The virus that causes COVID-19 now is not the same as the one that infected patients for the first time in December 2019 (Coronaviridae Study Group of the International Committee on Taxonomy of 2020). Many current strains are resistant to some antibody-based therapies developed in response to the original virus. As the epidemic progresses, new variations will emerge, exacerbating the resistance problem.
Researchers at Washington University School of Medicine in St. Louis discovered an antibody that is highly protective against various viral variations at low dosages. Furthermore, the antibody binds to a region of the virus that changes little between variations, indicating that resistance is unlikely to develop at this site.
The results, published online in the journal Immunity (VanBlargan et al., 2021), might pave the way for developing novel antibody-based therapeutics that are less likely to lose efficacy when the virus mutates.

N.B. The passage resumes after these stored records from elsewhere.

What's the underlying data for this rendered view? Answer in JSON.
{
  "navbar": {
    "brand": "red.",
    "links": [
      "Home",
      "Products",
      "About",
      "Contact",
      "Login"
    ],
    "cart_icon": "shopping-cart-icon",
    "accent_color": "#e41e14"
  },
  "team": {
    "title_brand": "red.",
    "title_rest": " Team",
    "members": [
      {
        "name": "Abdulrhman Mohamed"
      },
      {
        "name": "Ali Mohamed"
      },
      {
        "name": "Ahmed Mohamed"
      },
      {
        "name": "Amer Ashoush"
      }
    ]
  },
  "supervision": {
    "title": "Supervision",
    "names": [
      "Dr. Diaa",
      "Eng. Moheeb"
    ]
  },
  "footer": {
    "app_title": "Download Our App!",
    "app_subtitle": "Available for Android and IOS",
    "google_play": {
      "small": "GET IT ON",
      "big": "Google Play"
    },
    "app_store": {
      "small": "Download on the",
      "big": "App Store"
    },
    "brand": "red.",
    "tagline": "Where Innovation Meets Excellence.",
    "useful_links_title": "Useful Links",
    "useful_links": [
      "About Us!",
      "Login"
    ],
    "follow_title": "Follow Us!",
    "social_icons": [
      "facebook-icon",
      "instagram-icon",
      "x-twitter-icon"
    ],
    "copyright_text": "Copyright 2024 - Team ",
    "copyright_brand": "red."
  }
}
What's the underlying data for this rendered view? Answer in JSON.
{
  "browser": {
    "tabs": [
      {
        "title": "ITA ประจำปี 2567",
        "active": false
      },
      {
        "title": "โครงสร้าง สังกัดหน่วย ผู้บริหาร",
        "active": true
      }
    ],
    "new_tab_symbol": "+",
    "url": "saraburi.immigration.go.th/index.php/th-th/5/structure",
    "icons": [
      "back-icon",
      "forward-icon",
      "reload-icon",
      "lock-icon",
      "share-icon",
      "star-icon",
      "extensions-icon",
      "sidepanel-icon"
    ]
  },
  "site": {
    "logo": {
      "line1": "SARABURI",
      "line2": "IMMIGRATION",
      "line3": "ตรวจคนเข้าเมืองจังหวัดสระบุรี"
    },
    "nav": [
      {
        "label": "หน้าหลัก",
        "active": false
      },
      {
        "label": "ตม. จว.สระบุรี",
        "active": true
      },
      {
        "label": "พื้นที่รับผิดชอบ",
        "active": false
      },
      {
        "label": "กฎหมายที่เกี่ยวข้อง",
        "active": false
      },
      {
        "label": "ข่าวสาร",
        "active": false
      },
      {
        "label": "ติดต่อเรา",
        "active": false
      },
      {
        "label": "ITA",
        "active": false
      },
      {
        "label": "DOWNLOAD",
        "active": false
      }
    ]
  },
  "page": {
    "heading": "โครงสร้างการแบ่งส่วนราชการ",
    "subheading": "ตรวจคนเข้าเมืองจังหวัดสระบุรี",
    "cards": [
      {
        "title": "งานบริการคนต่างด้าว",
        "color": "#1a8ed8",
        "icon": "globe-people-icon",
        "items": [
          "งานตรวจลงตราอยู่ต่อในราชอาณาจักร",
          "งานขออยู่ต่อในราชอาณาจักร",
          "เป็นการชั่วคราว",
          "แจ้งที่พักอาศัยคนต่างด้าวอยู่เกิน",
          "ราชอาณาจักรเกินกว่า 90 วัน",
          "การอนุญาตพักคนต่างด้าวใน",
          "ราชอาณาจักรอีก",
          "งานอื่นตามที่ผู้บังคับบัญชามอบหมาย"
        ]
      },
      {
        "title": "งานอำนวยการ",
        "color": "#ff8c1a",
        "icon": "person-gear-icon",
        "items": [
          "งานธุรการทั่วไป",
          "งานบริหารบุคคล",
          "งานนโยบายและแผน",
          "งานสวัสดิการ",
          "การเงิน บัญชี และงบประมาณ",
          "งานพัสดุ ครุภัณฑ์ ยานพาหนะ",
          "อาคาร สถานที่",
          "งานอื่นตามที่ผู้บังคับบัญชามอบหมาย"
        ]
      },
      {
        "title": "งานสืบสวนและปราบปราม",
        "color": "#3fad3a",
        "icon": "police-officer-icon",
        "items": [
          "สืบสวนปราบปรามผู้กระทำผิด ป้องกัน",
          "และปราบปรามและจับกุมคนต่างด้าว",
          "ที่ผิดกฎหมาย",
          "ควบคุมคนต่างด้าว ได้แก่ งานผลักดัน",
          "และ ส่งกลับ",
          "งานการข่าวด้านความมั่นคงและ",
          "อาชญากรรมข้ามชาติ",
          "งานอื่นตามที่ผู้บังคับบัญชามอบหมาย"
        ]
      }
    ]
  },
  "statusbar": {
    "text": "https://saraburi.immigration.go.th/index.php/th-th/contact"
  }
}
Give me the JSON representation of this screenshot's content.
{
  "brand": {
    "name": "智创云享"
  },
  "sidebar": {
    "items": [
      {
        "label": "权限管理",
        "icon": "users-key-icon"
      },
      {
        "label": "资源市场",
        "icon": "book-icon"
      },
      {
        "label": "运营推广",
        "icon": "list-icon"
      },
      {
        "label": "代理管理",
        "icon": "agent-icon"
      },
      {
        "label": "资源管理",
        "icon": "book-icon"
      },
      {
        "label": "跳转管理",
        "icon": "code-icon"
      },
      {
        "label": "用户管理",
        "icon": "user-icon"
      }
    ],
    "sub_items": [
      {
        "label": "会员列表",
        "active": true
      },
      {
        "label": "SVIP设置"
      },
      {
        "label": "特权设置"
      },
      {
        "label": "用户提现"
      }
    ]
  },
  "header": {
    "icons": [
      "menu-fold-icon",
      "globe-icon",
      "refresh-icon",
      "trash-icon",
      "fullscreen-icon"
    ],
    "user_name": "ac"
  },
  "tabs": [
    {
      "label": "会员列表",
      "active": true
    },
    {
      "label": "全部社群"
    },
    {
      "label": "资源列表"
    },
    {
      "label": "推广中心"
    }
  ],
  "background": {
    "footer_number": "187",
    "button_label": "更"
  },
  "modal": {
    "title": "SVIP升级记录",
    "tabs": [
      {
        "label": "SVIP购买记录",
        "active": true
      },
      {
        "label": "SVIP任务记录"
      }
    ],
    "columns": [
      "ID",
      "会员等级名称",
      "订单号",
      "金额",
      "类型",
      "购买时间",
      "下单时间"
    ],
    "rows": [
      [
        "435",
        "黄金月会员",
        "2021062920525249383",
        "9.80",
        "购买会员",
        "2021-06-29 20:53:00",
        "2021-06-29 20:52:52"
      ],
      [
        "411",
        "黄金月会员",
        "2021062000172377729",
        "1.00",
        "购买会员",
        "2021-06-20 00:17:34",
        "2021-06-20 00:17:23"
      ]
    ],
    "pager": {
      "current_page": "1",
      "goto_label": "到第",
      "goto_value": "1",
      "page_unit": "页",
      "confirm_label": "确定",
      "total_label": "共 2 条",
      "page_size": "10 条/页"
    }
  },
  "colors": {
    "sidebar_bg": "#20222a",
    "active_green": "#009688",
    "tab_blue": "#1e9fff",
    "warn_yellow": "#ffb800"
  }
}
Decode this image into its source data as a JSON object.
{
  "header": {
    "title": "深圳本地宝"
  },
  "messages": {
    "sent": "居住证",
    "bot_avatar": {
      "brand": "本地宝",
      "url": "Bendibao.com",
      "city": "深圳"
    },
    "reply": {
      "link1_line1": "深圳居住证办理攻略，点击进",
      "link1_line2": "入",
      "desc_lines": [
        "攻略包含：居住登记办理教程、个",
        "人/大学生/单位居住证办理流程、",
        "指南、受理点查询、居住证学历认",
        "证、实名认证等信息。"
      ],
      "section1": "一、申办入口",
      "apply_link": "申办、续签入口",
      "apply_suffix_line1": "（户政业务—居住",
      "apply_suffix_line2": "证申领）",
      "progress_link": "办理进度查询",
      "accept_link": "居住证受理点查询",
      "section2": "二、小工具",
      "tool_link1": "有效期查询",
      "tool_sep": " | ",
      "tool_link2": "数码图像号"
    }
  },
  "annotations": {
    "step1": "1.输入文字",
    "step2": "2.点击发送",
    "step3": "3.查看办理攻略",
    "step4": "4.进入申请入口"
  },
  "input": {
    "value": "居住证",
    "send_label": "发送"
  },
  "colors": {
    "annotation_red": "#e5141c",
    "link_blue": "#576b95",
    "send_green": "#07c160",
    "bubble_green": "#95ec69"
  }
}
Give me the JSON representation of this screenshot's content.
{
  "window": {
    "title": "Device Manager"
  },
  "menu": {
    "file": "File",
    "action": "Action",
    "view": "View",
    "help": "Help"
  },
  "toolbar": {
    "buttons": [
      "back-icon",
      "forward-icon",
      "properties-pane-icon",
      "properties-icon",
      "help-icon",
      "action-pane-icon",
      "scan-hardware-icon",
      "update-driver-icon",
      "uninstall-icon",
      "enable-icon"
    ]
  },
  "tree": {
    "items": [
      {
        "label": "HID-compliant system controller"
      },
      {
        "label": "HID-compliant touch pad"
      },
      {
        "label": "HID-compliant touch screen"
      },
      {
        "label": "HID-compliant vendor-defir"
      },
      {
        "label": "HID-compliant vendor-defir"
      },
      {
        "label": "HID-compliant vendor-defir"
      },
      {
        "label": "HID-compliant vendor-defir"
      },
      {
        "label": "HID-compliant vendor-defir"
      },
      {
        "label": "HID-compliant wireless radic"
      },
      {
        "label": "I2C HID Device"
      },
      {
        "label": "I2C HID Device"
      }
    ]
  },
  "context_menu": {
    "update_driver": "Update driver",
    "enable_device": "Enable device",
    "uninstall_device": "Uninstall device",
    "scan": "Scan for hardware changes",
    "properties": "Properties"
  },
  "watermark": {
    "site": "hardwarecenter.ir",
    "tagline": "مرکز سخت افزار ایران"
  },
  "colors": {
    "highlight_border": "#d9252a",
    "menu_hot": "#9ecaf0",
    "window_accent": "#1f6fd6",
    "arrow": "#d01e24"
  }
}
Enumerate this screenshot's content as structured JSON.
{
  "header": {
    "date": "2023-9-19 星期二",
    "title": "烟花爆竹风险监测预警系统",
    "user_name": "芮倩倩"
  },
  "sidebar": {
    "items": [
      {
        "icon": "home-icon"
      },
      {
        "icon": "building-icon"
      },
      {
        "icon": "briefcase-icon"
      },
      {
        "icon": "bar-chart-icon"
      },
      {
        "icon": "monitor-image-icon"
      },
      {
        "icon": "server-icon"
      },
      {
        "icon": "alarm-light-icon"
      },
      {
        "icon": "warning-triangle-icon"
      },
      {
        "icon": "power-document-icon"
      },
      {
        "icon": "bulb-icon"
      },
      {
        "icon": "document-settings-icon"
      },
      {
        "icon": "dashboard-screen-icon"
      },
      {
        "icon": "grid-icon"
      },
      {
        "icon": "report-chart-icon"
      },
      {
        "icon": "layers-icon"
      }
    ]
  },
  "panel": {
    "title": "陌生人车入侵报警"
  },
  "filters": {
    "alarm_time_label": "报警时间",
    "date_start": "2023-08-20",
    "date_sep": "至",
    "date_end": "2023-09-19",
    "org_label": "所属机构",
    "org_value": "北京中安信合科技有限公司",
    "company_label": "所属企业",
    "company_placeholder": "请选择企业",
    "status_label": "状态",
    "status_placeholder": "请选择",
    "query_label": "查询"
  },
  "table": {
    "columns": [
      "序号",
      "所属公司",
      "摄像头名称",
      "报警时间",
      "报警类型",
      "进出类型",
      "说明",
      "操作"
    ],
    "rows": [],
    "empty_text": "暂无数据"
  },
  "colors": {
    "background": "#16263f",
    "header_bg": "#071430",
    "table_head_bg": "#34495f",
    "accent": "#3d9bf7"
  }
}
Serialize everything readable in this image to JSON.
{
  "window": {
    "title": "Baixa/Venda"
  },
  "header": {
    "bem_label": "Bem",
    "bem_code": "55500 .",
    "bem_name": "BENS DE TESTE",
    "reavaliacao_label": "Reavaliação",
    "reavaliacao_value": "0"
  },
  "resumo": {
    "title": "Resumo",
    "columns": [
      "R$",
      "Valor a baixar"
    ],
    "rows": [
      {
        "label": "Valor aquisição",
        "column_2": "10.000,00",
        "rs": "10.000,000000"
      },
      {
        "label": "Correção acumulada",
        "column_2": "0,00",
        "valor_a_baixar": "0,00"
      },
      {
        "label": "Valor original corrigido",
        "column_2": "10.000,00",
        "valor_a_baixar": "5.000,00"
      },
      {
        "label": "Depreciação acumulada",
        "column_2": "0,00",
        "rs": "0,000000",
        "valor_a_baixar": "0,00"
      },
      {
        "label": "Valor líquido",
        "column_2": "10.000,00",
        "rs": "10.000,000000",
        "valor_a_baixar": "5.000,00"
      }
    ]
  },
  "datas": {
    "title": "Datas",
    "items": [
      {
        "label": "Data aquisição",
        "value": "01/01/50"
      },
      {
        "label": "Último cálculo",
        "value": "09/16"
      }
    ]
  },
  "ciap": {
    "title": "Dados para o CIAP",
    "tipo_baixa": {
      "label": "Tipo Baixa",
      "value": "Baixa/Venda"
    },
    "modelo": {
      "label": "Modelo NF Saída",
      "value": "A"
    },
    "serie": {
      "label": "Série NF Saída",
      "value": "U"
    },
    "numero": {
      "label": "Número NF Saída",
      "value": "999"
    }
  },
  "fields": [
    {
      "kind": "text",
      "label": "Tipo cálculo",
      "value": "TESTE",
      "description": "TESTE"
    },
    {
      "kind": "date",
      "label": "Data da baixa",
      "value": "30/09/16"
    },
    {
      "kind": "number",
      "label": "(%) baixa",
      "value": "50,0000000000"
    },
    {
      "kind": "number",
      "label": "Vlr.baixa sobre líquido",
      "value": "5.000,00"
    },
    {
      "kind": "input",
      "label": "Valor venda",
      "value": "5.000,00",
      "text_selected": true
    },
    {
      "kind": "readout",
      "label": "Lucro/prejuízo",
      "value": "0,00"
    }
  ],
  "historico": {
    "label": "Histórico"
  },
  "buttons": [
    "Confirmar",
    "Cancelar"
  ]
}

“Current antibodies may work against some but not all variations,” stated senior author and Herbert S. Gasser Professor of Medicine Michael S. Diamond, MD, Ph.D. “The virus will most likely develop through time and space. Having widely neutralizing, effective antibodies that function alone and may be combined to form novel combinations is likely to prevent resistance.”
SARS-CoV-2, the virus that causes COVID-19, attaches to and invades the respiratory tract’s cells through a spike protein. Antibodies blocking the virus from adhering to cells kill it and keep it from causing sickness. Many variations have gained mutations in their spike genes, allowing them to avoid certain antibodies created against the original strain, reducing the efficacy of antibody-based therapies.
To develop neutralizing antibodies that work against a wide variety of variations, the researchers first immunized mice with the receptor-binding domain of the spike protein. The researchers next isolated antibody-producing cells and isolated 43 antibodies that target the receptor-binding region.
The 43 antibodies were tested by determining how well they inhibited the original version of SARS-CoV-2 from infecting cells in a dish. Nine of the most strong neutralizing antibodies were then tested in mice to determine if they might prevent sickness in animals infected with the original SARS-CoV-2. Multiple antibodies, with varying degrees of potency, passed both tests.
The researchers chose the two most efficient antibodies to prevent illness in mice and tested them against a panel of viral variations. The panel included viruses with spike proteins representing all four worry variations (alpha, beta, gamma, and delta), two of interest variants (kappa and iota), and other nameless variants being monitored as possible hazards. SARS2-38 antibody easily neutralized all variations.
Furthermore, a humanized form of SARS2-38 protected mice from sickness induced by two variations: kappa and a virus harboring the beta variant’s spike protein. The beta version is generally resistant to antibodies; therefore, its failure to withstand SARS2-38 is especially noteworthy, according to the researchers.
Further research discovered the specific place on the spike protein targeted by the antibody, as well as two mutations at that location that may, in theory, prevent the antibody from operating. However, in the actual world, these mutations are extremely rare. The researchers examined approximately 800,000 SARS-CoV-2 sequences and discovered escape mutations in just 0.04% of them.
“This antibody is both highly neutralizing (meaning it works effectively at low doses) and broadly neutralizing (meaning it works against all variations),” said Diamond, who also teaches pathology and immunology.
“That’s a rare and very desired antibody combination. It also attaches to a distinct region of the spike protein that is not targeted by other antibodies in development. That is excellent for combo treatment. We may consider combining one antibody with another that attaches someplace else to produce a combined treatment that the virus would find tough to fight.”